Would you be surprised to learn that dental health is just as much concerned with the jaws and face as the teeth?
In fact, dentistry has its very own discipline dealing with these aspects, which are more closely aligned to oral health than most people think.
The science is orthodontics – derived from the Greek words ortho, meaning straight and odons, – or tooth.
Readers might rightly ask what on earth straight teeth have to do with the jaws and face.
Well, the job of the orthodontist is to correct malocclusion of the upper and lower jaw. The origins of the word malocclusion – this time from Latin – give us an idea of the problem. It literally means badly-closing and it refers to the way in which the upper jaw connects to the lower.
Good occlusion is critical for bite function and malocclusion can cause the teeth to wear down much quicker than they should. It can also have a detrimental effect on the smile, especially if it causes an underbite or overbite. This is why some dentists will tell you that good dentistry is just as much concerned with the face as a whole as with the mouth.
Malocclusion and the teeth grinding associated with the condition are also one of the leading causes of migraines. Acute cases can also severely affect bite function causing indigestion, bloating and other conditions.
It’s not just dentists who are realising the wider health benefits of straighter teeth. Demand for orthodontics is on the rise, with an estimated million people every year seeking treatment.
Where treatments have typically been aimed at younger people, more adults are now seeking treatment.
How do I know if I need treatment?
Take a look in the mirror.
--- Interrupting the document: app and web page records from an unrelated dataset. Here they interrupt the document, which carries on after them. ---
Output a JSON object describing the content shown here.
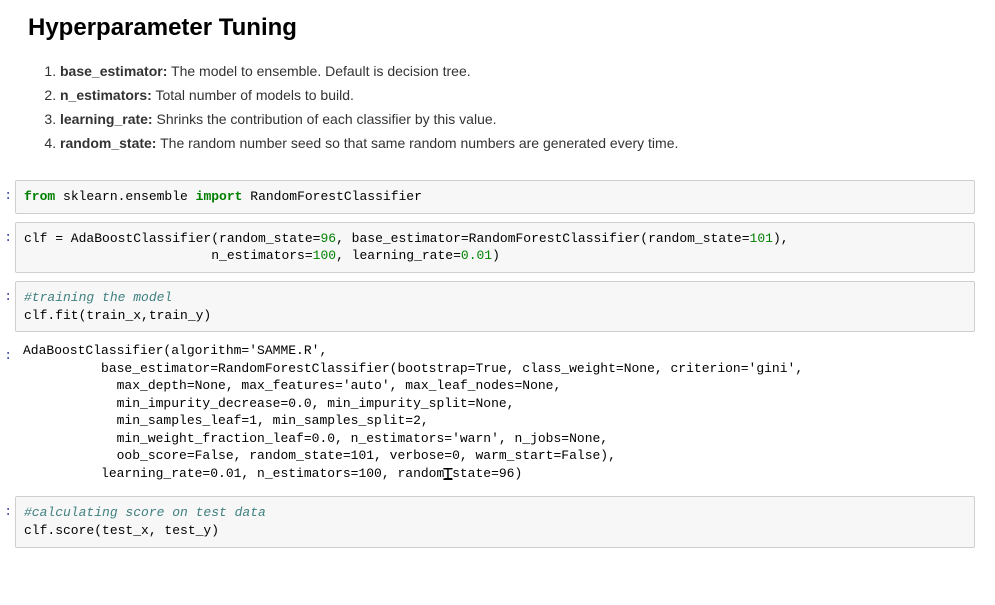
{
  "title": "Hyperparameter Tuning",
  "params": [
    {
      "name": "base_estimator:",
      "desc": " The model to ensemble. Default is decision tree."
    },
    {
      "name": "n_estimators:",
      "desc": " Total number of models to build."
    },
    {
      "name": "learning_rate:",
      "desc": " Shrinks the contribution of each classifier by this value."
    },
    {
      "name": "random_state:",
      "desc": " The random number seed so that same random numbers are generated every time."
    }
  ],
  "prompt_char": ":",
  "cells": {
    "c1": {
      "kw_from": "from",
      "mod": " sklearn.ensemble ",
      "kw_import": "import",
      "name": " RandomForestClassifier"
    },
    "c2": {
      "line1a": "clf = AdaBoostClassifier(random_state=",
      "num96": "96",
      "line1b": ", base_estimator=RandomForestClassifier(random_state=",
      "num101": "101",
      "line1c": "),",
      "line2a": "                        n_estimators=",
      "num100": "100",
      "line2b": ", learning_rate=",
      "num001": "0.01",
      "line2c": ")"
    },
    "c3": {
      "comment": "#training the model",
      "code": "clf.fit(train_x,train_y)"
    },
    "out3": "AdaBoostClassifier(algorithm='SAMME.R',\n          base_estimator=RandomForestClassifier(bootstrap=True, class_weight=None, criterion='gini',\n            max_depth=None, max_features='auto', max_leaf_nodes=None,\n            min_impurity_decrease=0.0, min_impurity_split=None,\n            min_samples_leaf=1, min_samples_split=2,\n            min_weight_fraction_leaf=0.0, n_estimators='warn', n_jobs=None,\n            oob_score=False, random_state=101, verbose=0, warm_start=False),\n          learning_rate=0.01, n_estimators=100, random_state=96)",
    "c4": {
      "comment": "#calculating score on test data",
      "code": "clf.score(test_x, test_y)"
    }
  }
}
If you have one of the following problems, you could be a candidate for treatment.
- Protruding upper or lower front teeth – the most common dental problems
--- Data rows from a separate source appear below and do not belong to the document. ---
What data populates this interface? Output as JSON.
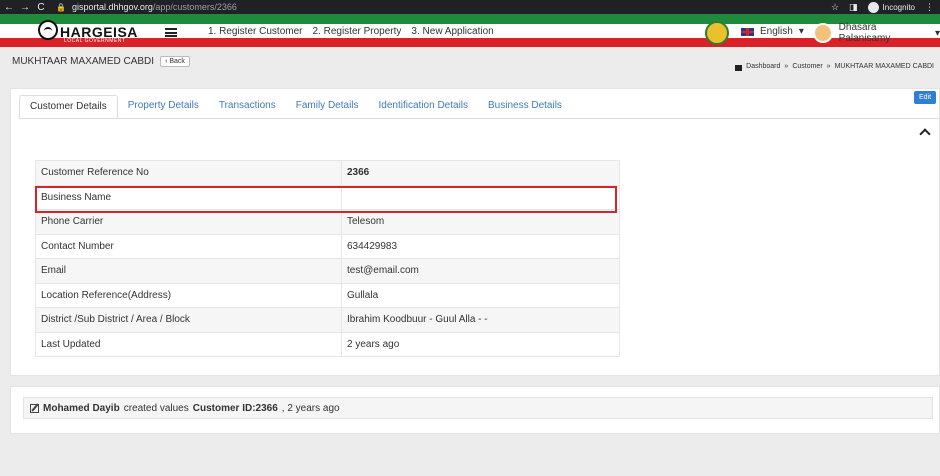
{
  "browser": {
    "url_host": "gisportal.dhhgov.org",
    "url_path": "/app/customers/2366",
    "incognito_label": "Incognito"
  },
  "header": {
    "logo_text": "HARGEISA",
    "logo_sub": "LOCAL GOVERNMENT",
    "nav": [
      "1. Register Customer",
      "2. Register Property",
      "3. New Application"
    ],
    "language": "English",
    "user_name": "Dhasara Palanisamy"
  },
  "page": {
    "title": "MUKHTAAR MAXAMED CABDI",
    "back_label": "Back",
    "breadcrumb": [
      "Dashboard",
      "Customer",
      "MUKHTAAR MAXAMED CABDI"
    ],
    "breadcrumb_sep": "»"
  },
  "tabs": [
    {
      "label": "Customer Details",
      "active": true
    },
    {
      "label": "Property Details",
      "active": false
    },
    {
      "label": "Transactions",
      "active": false
    },
    {
      "label": "Family Details",
      "active": false
    },
    {
      "label": "Identification Details",
      "active": false
    },
    {
      "label": "Business Details",
      "active": false
    }
  ],
  "edit_label": "Edit",
  "details": [
    {
      "label": "Customer Reference No",
      "value": "2366"
    },
    {
      "label": "Business Name",
      "value": ""
    },
    {
      "label": "Phone Carrier",
      "value": "Telesom"
    },
    {
      "label": "Contact Number",
      "value": "634429983"
    },
    {
      "label": "Email",
      "value": "test@email.com"
    },
    {
      "label": "Location Reference(Address)",
      "value": "Gullala"
    },
    {
      "label": "District /Sub District / Area / Block",
      "value": "Ibrahim Koodbuur - Guul Alla - -"
    },
    {
      "label": "Last Updated",
      "value": "2 years ago"
    }
  ],
  "activity": {
    "actor": "Mohamed Dayib",
    "action": "created values",
    "target": "Customer ID:2366",
    "time": ", 2 years ago"
  },
  "colors": {
    "flag_green": "#1f8a3b",
    "flag_red": "#d92127",
    "link_blue": "#3c7bbf",
    "highlight_red": "#d9222a",
    "edit_blue": "#2f7fd6"
  }
}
- Overcrowding – too many teeth in either jaw with no space in between teeth
- Impacted teeth – extra teeth come in front or behind the normal row of teeth.
- Significant gaps between the teeth
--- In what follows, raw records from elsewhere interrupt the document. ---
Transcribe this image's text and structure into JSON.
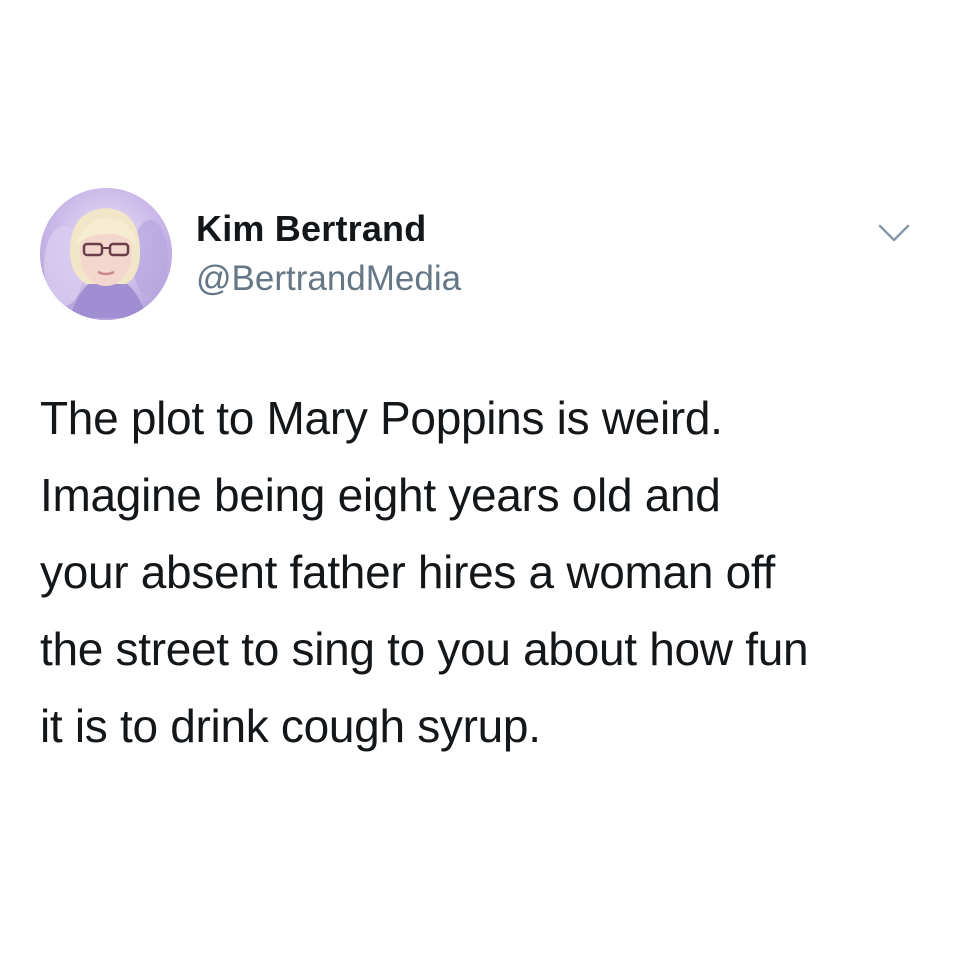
{
  "tweet": {
    "author": {
      "display_name": "Kim Bertrand",
      "handle": "@BertrandMedia",
      "avatar_icon": "profile-photo"
    },
    "menu_icon": "chevron-down-icon",
    "text_lines": [
      "The plot to Mary Poppins is weird.",
      "Imagine being eight years old and",
      "your absent father hires a woman off",
      "the street to sing to you about how fun",
      "it is to drink cough syrup."
    ]
  },
  "colors": {
    "background": "#ffffff",
    "text_primary": "#14171a",
    "text_secondary": "#657786",
    "avatar_tint": "#cdbfe6"
  }
}
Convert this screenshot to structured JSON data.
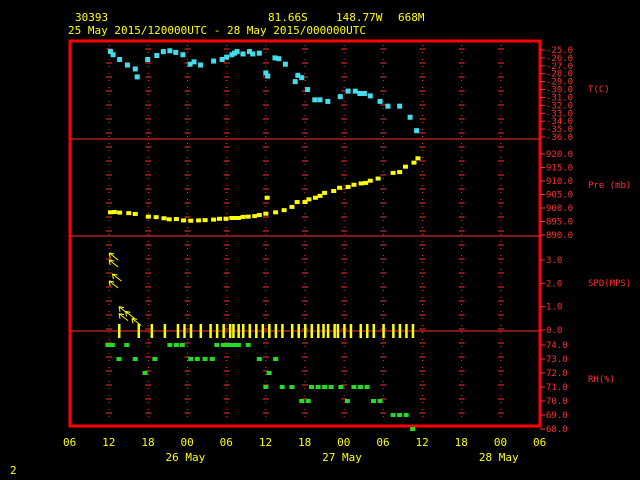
{
  "header": {
    "station": "30393",
    "lat": "81.66S",
    "lon": "148.77W",
    "elev": "668M",
    "time_range": "25 May 2015/120000UTC - 28 May 2015/000000UTC"
  },
  "footer": {
    "page_number": "2"
  },
  "colors": {
    "frame": "#ff0000",
    "grid": "#ff3030",
    "temp": "#44ddee",
    "pressure": "#ffff00",
    "wind": "#ffff00",
    "rh": "#22dd22",
    "label": "#ffff00"
  },
  "chart_data": [
    {
      "type": "scatter",
      "panel": "temperature",
      "ylabel": "T(C)",
      "ylim": [
        -36,
        -24
      ],
      "yticks": [
        "-25.0",
        "-26.0",
        "-27.0",
        "-28.0",
        "-29.0",
        "-30.0",
        "-31.0",
        "-32.0",
        "-33.0",
        "-34.0",
        "-35.0",
        "-36.0"
      ],
      "series": [
        {
          "x": [
            12.2,
            12.6,
            13.6,
            14.8,
            16.0,
            16.3,
            17.9,
            19.3,
            20.3,
            21.3,
            22.2,
            23.3,
            24.4,
            25.0,
            26.0,
            28.0,
            29.3,
            30.0,
            30.8,
            31.2,
            31.6,
            32.5,
            33.5,
            34.0,
            35.0,
            36.0,
            36.3,
            37.4,
            38.0,
            39.0,
            40.5,
            40.9,
            41.5,
            42.4,
            43.5,
            44.3,
            45.5,
            47.4,
            48.6,
            49.7,
            50.4,
            51.1,
            52.0,
            53.5,
            54.7,
            56.5,
            58.1,
            59.1
          ],
          "y": [
            -25.2,
            -25.6,
            -26.2,
            -26.9,
            -27.4,
            -28.4,
            -26.2,
            -25.7,
            -25.2,
            -25.1,
            -25.3,
            -25.6,
            -26.8,
            -26.5,
            -26.9,
            -26.4,
            -26.2,
            -25.9,
            -25.6,
            -25.4,
            -25.2,
            -25.5,
            -25.2,
            -25.5,
            -25.4,
            -27.9,
            -28.3,
            -26.0,
            -26.1,
            -26.8,
            -29.0,
            -28.2,
            -28.5,
            -30.0,
            -31.3,
            -31.3,
            -31.5,
            -30.9,
            -30.2,
            -30.2,
            -30.5,
            -30.5,
            -30.8,
            -31.5,
            -32.1,
            -32.1,
            -33.5,
            -35.2
          ]
        }
      ]
    },
    {
      "type": "scatter",
      "panel": "pressure",
      "ylabel": "Pre (mb)",
      "ylim": [
        890,
        920
      ],
      "yticks": [
        "890.0",
        "895.0",
        "900.0",
        "905.0",
        "910.0",
        "915.0",
        "920.0"
      ],
      "series": [
        {
          "x": [
            12.2,
            12.8,
            13.6,
            15.0,
            16.0,
            18.0,
            19.2,
            20.4,
            21.2,
            22.3,
            23.4,
            24.5,
            25.7,
            26.7,
            28.0,
            28.9,
            29.9,
            30.8,
            31.4,
            31.8,
            32.5,
            33.3,
            34.3,
            35.0,
            36.0,
            36.2,
            37.5,
            38.8,
            40.0,
            40.8,
            42.0,
            42.6,
            43.6,
            44.3,
            45.0,
            46.4,
            47.3,
            48.6,
            49.5,
            50.6,
            51.3,
            52.0,
            53.2,
            55.5,
            56.5,
            57.4,
            58.7,
            59.3
          ],
          "y": [
            898.4,
            898.5,
            898.3,
            898.1,
            897.8,
            896.8,
            896.6,
            896.2,
            895.8,
            895.9,
            895.4,
            895.3,
            895.4,
            895.5,
            895.7,
            896.0,
            896.0,
            896.3,
            896.3,
            896.3,
            896.7,
            896.8,
            897.0,
            897.4,
            897.9,
            903.8,
            898.4,
            899.2,
            900.4,
            902.2,
            902.2,
            903.2,
            903.8,
            904.5,
            905.6,
            906.3,
            907.5,
            907.8,
            908.6,
            909.1,
            909.3,
            910.1,
            910.9,
            913.0,
            913.3,
            915.3,
            916.8,
            918.4
          ]
        }
      ]
    },
    {
      "type": "wind_barbs",
      "panel": "wind",
      "ylabel": "SPD(MPS)",
      "ylim": [
        0,
        4
      ],
      "yticks": [
        "0.0",
        "1.0",
        "2.0",
        "3.0"
      ],
      "series": [
        {
          "x": [
            12.0,
            12.0,
            12.5,
            12.0,
            13.5,
            13.5,
            14.5,
            15.5
          ],
          "speed": [
            3.3,
            3.0,
            2.4,
            2.1,
            1.0,
            0.7,
            0.8,
            0.5
          ]
        },
        {
          "name": "calm",
          "x": [
            13.5,
            16.5,
            18.5,
            20.5,
            22.5,
            23.5,
            24.5,
            26.0,
            27.5,
            28.5,
            29.5,
            30.5,
            31.0,
            31.8,
            32.5,
            33.5,
            34.5,
            35.5,
            36.5,
            37.5,
            38.5,
            40.0,
            41.0,
            42.0,
            43.0,
            44.0,
            44.8,
            45.5,
            46.5,
            47.0,
            48.0,
            49.0,
            50.5,
            51.5,
            52.5,
            54.0,
            55.5,
            56.5,
            57.5,
            58.5
          ],
          "speed": [
            0,
            0,
            0,
            0,
            0,
            0,
            0,
            0,
            0,
            0,
            0,
            0,
            0,
            0,
            0,
            0,
            0,
            0,
            0,
            0,
            0,
            0,
            0,
            0,
            0,
            0,
            0,
            0,
            0,
            0,
            0,
            0,
            0,
            0,
            0,
            0,
            0,
            0,
            0,
            0
          ]
        }
      ]
    },
    {
      "type": "scatter",
      "panel": "rh",
      "ylabel": "RH(%)",
      "ylim": [
        68,
        75
      ],
      "yticks": [
        "68.0",
        "69.0",
        "70.0",
        "71.0",
        "72.0",
        "73.0",
        "74.0"
      ],
      "series": [
        {
          "x": [
            11.8,
            12.5,
            13.5,
            14.7,
            16.0,
            17.5,
            19.0,
            21.3,
            22.3,
            23.2,
            24.5,
            25.5,
            26.7,
            27.8,
            28.5,
            29.5,
            30.2,
            30.8,
            31.2,
            31.8,
            33.3,
            35.0,
            36.0,
            36.5,
            37.5,
            38.5,
            40.0,
            41.5,
            42.5,
            43.0,
            44.0,
            45.0,
            46.0,
            47.5,
            48.5,
            49.5,
            50.5,
            51.5,
            52.5,
            53.5,
            55.5,
            56.5,
            57.5,
            58.5
          ],
          "y": [
            74.0,
            74.0,
            73.0,
            74.0,
            73.0,
            72.0,
            73.0,
            74.0,
            74.0,
            74.0,
            73.0,
            73.0,
            73.0,
            73.0,
            74.0,
            74.0,
            74.0,
            74.0,
            74.0,
            74.0,
            74.0,
            73.0,
            71.0,
            72.0,
            73.0,
            71.0,
            71.0,
            70.0,
            70.0,
            71.0,
            71.0,
            71.0,
            71.0,
            71.0,
            70.0,
            71.0,
            71.0,
            71.0,
            70.0,
            70.0,
            69.0,
            69.0,
            69.0,
            68.0
          ]
        }
      ]
    }
  ],
  "x_axis": {
    "hour_labels": [
      "06",
      "12",
      "18",
      "00",
      "06",
      "12",
      "18",
      "00",
      "06",
      "12",
      "18",
      "00",
      "06"
    ],
    "date_labels": [
      "26 May",
      "27 May",
      "28 May"
    ]
  }
}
- Deep bite – upper teeth covering your lower teeth when you bite
- Reverse bite – when you bite, your upper teeth bite inside your lower teeth
- Open bite – upper and lower front teeth remaining apart when you bite, while back teeth meet. Your tongue can be seen between the upper and lower front teeth
- Asymmetry – the centre lines of your upper and lower front teeth do not match, and it seems that the teeth have drifted or the position of your jaw has shifted
Orthodontic treatment can help to re-align these teeth into their correct functional position
What’s the Treatment?
Your smile is as unique as you are – and so are its imperfections. Treatments vary from patient to patient and could include methods like the Inman Aligner to work on front teeth only, or Invisalign which works across all teeth if necessary.
Patients can opt for fixed or removable systems with treatment times also varying depending on the severity of the problem.
Far less predictable is the benefits patients receive from straighter teeth and a perfectly aligned bite, including less crowding, restored bite function and an enhanced smile.